• _Exercise prompt_
Your answer must be an exact copy of the records, minus any pictures.

• _Input for this task_
********************
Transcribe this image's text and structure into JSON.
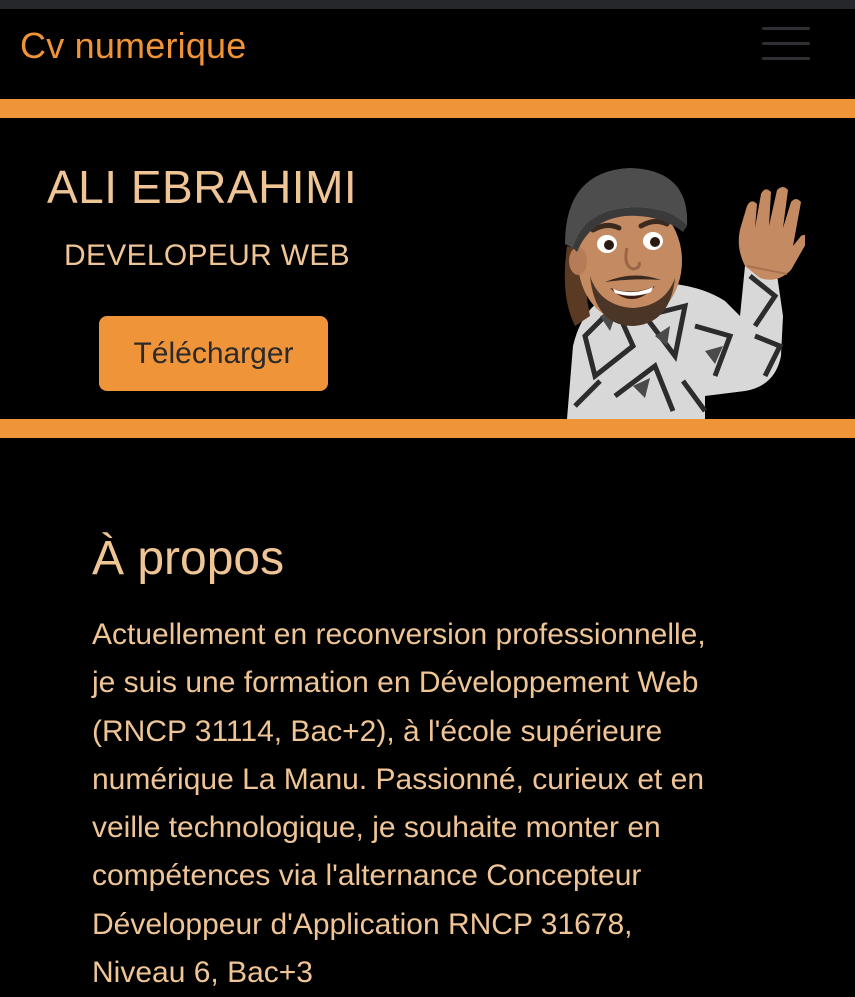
{
  "navbar": {
    "brand": "Cv numerique",
    "menu_icon": "hamburger-menu-icon"
  },
  "hero": {
    "name": "ALI EBRAHIMI",
    "role": "DEVELOPEUR WEB",
    "download_label": "Télécharger",
    "avatar_icon": "memoji-avatar-waving"
  },
  "about": {
    "title": "À propos",
    "lines": [
      "Actuellement en reconversion professionnelle,",
      "je suis une formation en Développement Web",
      "(RNCP 31114, Bac+2), à l'école supérieure",
      "numérique La Manu. Passionné, curieux et en",
      "veille technologique, je souhaite monter en",
      "compétences via l'alternance Concepteur",
      "Développeur d'Application RNCP 31678,",
      "Niveau 6, Bac+3"
    ]
  },
  "colors": {
    "accent": "#f0943a",
    "text": "#efc596",
    "background": "#000000"
  }
}
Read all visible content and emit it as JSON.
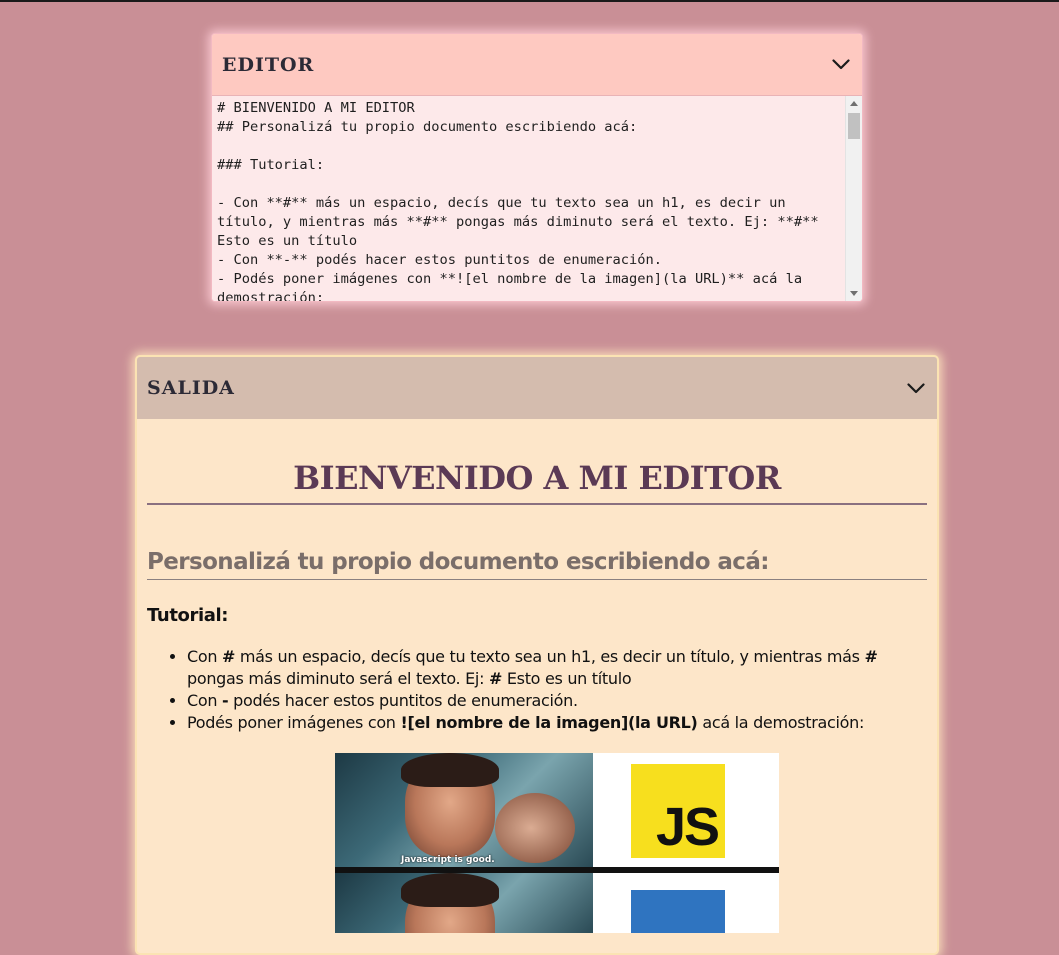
{
  "editor": {
    "title": "EDITOR",
    "content": "# BIENVENIDO A MI EDITOR\n## Personalizá tu propio documento escribiendo acá:\n\n### Tutorial:\n\n- Con **#** más un espacio, decís que tu texto sea un h1, es decir un título, y mientras más **#** pongas más diminuto será el texto. Ej: **#** Esto es un título\n- Con **-** podés hacer estos puntitos de enumeración.\n- Podés poner imágenes con **![el nombre de la imagen](la URL)** acá la demostración:"
  },
  "output": {
    "title": "SALIDA",
    "h1": "BIENVENIDO A MI EDITOR",
    "h2": "Personalizá tu propio documento escribiendo acá:",
    "h3": "Tutorial:",
    "list": [
      {
        "pre": "Con ",
        "bold": "#",
        "mid": " más un espacio, decís que tu texto sea un h1, es decir un título, y mientras más ",
        "bold2": "#",
        "mid2": " pongas más diminuto será el texto. Ej: ",
        "bold3": "#",
        "post": " Esto es un título"
      },
      {
        "pre": "Con ",
        "bold": "-",
        "post": " podés hacer estos puntitos de enumeración."
      },
      {
        "pre": "Podés poner imágenes con ",
        "bold": "![el nombre de la imagen](la URL)",
        "post": " acá la demostración:"
      }
    ],
    "image": {
      "caption": "Javascript is good.",
      "logo_text": "JS"
    }
  },
  "colors": {
    "page_bg": "#c98f96",
    "editor_header": "#fec9c1",
    "editor_body": "#fde9ea",
    "output_header": "#d4bcae",
    "output_body": "#fde6c9",
    "h1_color": "#5b3a55",
    "js_yellow": "#f7df1e",
    "ts_blue": "#2f74c0"
  },
  "icons": {
    "editor_toggle": "chevron-down-icon",
    "output_toggle": "chevron-down-icon"
  }
}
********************
• _Result of the task_
Transcribe this image's text and structure into JSON.
{
  "navbar": {
    "brand": "Cv numerique",
    "menu_icon": "hamburger-menu-icon"
  },
  "hero": {
    "name": "ALI EBRAHIMI",
    "role": "DEVELOPEUR WEB",
    "download_label": "Télécharger",
    "avatar_icon": "memoji-avatar-waving"
  },
  "about": {
    "title": "À propos",
    "lines": [
      "Actuellement en reconversion professionnelle,",
      "je suis une formation en Développement Web",
      "(RNCP 31114, Bac+2), à l'école supérieure",
      "numérique La Manu. Passionné, curieux et en",
      "veille technologique, je souhaite monter en",
      "compétences via l'alternance Concepteur",
      "Développeur d'Application RNCP 31678,",
      "Niveau 6, Bac+3"
    ]
  },
  "colors": {
    "accent": "#f0943a",
    "text": "#efc596",
    "background": "#000000"
  }
}
Read all visible content and emit it as JSON.
{
  "editor": {
    "title": "EDITOR",
    "content": "# BIENVENIDO A MI EDITOR\n## Personalizá tu propio documento escribiendo acá:\n\n### Tutorial:\n\n- Con **#** más un espacio, decís que tu texto sea un h1, es decir un título, y mientras más **#** pongas más diminuto será el texto. Ej: **#** Esto es un título\n- Con **-** podés hacer estos puntitos de enumeración.\n- Podés poner imágenes con **![el nombre de la imagen](la URL)** acá la demostración:"
  },
  "output": {
    "title": "SALIDA",
    "h1": "BIENVENIDO A MI EDITOR",
    "h2": "Personalizá tu propio documento escribiendo acá:",
    "h3": "Tutorial:",
    "list": [
      {
        "pre": "Con ",
        "bold": "#",
        "mid": " más un espacio, decís que tu texto sea un h1, es decir un título, y mientras más ",
        "bold2": "#",
        "mid2": " pongas más diminuto será el texto. Ej: ",
        "bold3": "#",
        "post": " Esto es un título"
      },
      {
        "pre": "Con ",
        "bold": "-",
        "post": " podés hacer estos puntitos de enumeración."
      },
      {
        "pre": "Podés poner imágenes con ",
        "bold": "![el nombre de la imagen](la URL)",
        "post": " acá la demostración:"
      }
    ],
    "image": {
      "caption": "Javascript is good.",
      "logo_text": "JS"
    }
  },
  "colors": {
    "page_bg": "#c98f96",
    "editor_header": "#fec9c1",
    "editor_body": "#fde9ea",
    "output_header": "#d4bcae",
    "output_body": "#fde6c9",
    "h1_color": "#5b3a55",
    "js_yellow": "#f7df1e",
    "ts_blue": "#2f74c0"
  },
  "icons": {
    "editor_toggle": "chevron-down-icon",
    "output_toggle": "chevron-down-icon"
  }
}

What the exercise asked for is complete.